Reviews written by registered user
|1 reviews in total|
This really is an exceptional, emotional and moving film.
'See Grace Fly', is probably one of the best, if not 'the' best films I've seen this year and definitely on my list of all time favorites. It's a thought provoking, emotional roller-coaster that deals with two very risky subjects, mental health and religion. In regards to the latter, the story focuses more on the issue of 'faith', as well as human relationships and the classic issues of life, death, sex and friendship.
The plot is loosely based on lead actress, Gina Chiarelli's experiences of her schizophrenic aunt, obviously an experience that touched Gina deeply because her portray of 'Grace' is absolutely driven. Paul McGillion is also stunning as 'Dominic', Grace's haunted missionary brother, torn between his love for his sister and running away from the anguish of knowing 'all the love in the world' can't help her.
Despite its low budget the movie is exceptionally well made. The use of hand held camera work adds to the grit and pace, polished smooth camera moves would have taken away some of that atmosphere. The lighting in a few scenes is sometimes stark, showing a little of its low budget, but it's a very tiny fault outweighed by excellent directing, editing and a wonderful score as well as superb acting all round from its leads and support cast.

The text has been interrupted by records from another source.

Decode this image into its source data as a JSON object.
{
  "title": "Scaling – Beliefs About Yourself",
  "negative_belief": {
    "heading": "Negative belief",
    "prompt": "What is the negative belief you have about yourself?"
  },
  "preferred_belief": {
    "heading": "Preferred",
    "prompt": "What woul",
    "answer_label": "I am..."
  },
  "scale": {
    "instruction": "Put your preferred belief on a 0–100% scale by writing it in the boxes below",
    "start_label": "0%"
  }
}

There are a number of stunning sequences and what I can only describe as 'original' scenes, one of those being a sex scene. On the surface it's amusing and a little embarrassing. Look a little deeper and its very interesting that Dom (especially considering something alluded to from his childhood) is not only seeking comfort in sex, but comes (quite literally) to a revelation regarding his sisters ravings, questioning his own faith and beliefs.
They intermix those 'scenes' with Grace wrapping herself in her own misery and the torment of her mind. To me in their own way the siblings are both seeking comfort, Grace surrendering herself to her schizophrenic psychosis, slipping further into her unhinged religious ravings, while Dom does the complete opposite, closing out the disturbing confusion of his thoughts for the comfort of another's touch and the oblivion of sex.
It's just this film all over, quirky moments of dark sometimes farcical humour mixed with emotionally heart-wrenching drama. Dom's (Paul) confession in the bathroom to Kate (Jennifer Copping) is quite disturbing in its eluded to subject (although nothing is said blatantly). It stands out to me as one of Paul's best from the movie, let's just say the actor can cry very convincingly and put a lump in your throat and when it comes to this scene, his face and eyes portray Dom's torment as much, if not more then the dialogue. There is another scene in a playground, where Dom's seems to give in to the inevitable convictions of his sisters intentions to 'fly'. The line 'go to hell or go to 'heaven', just be free' is said with tangible emotion and his body language more then anything screams heartbreaking anguish and defeat.
I couldn't pick out a scene for Gina because this is without a doubt, one of the most driven, talented and stunning performances from any actress I have ever seen. She is utterly convincing as a schizophrenic women hanging by a thread to sanity in every single scene. Other favourite moments are the way Dom's memories of his and Grace's childhood are visualised; it's nothing exceptionally original but the way its done really works well and helps create a gut tightening and disturbing atmosphere.
I have to say though, one of the best aspects of this movie is you never quite know if what Grace is saying is the product of an unhinged mind clinging to religious beliefs almost like a drowning man to a piece of drift wood, or something more sinister. Oh and it has one of those endings that will...well that would be spoiling it wouldn't it.